    After exhaustive literature survey it can be concluded that lots of results are available for composite beams based on various theories. But the most recent efficient zigzag theory has still some scope. In the reported litera‐ ture various aspects of zigzag theory has not been studied. The shape control of structure is also very important in applications such as antennas mounted on airplane or satellites, where a small distortion in shape or surface er‐ rors result in degraded performance causing significant difficulties with respect to its usability. Modern applica‐ tions require smart behaviour of structures. Piezoelectric layers often form an integral part of such smart struc‐ ture owing to their ability to transform electrical energy to mechanical energy and vice versa. The location and size of these layers is significant as it results in different structural response under various loading conditions. Finite Element model to assess the effect of position and size of piezoelectric layer of a hybrid beam under static electromechanical loading is presented in this work. The efficient layerwise zigzag theory Kapuria et al., 2004 is reframed for making the finite element model of hybrid beam with segmented piezoelectric patches. The codes are developed in Matlab based on the FE formulation. Static response are obtained for three different load cases for different positions and sizes of piezoelectric layer bonded on top surface of the beam. The shape control is also obtained using various numbers of piezoelectric patches. The results are presented for thin and moderately thick composite/sandwich beams. To show the accuracy of the present formulation, the 1D‐FE results are compared with the 2D‐FE results obtained using plane stress element in ABAQUS.

    2 GOVERNING EQUATIONS FOR HYBRID PIEZOELECTRIC BEAM Consider a hybrid beam with piezoelectric patches bonded to its surfaces. The beam is divided into segments

    due to the presence of these patches of variable size positioned at variable axial locations Figure 1 . The hybrid segments have piezoelectric patches bonded to the surface of elastic substrate however the elastic segments are without these patches and constitute of the elastic substrate only.
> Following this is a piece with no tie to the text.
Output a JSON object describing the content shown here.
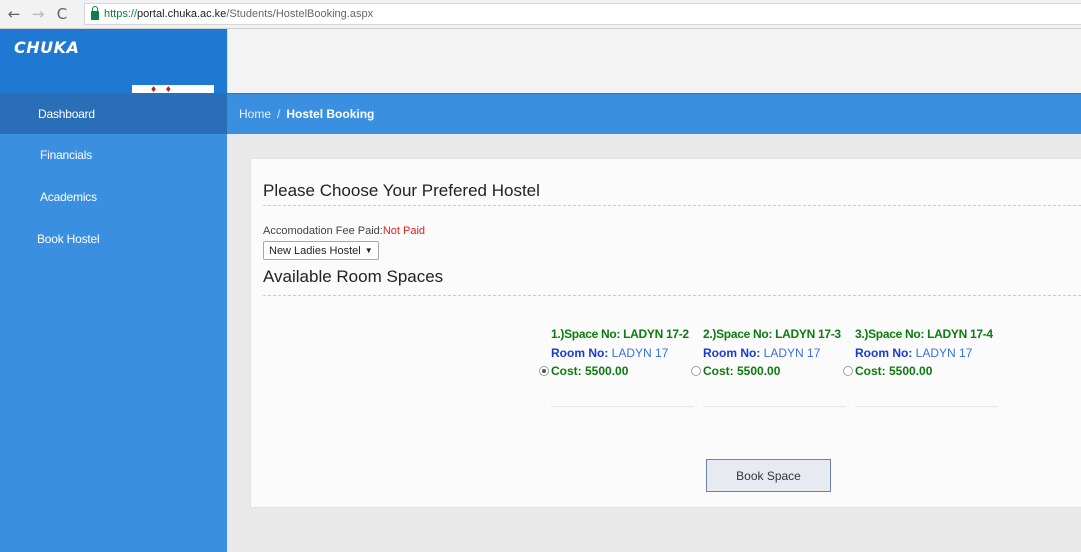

As a result, the thickness of beam, number of layers across the thickness and top and bottom surfaces at any section may differ segment‐wise along the length. The plane which is the mid‐plane for most of the length of the beam is identified as the xy plane. At any section,

    0z is the thickness coordinate of the bottom surface and Nz is the thickness coordinate of the top surface. All the layers are considered to be perfectly bonded. The beam is transversely loaded. The load distribution is independ‐ ent of the width co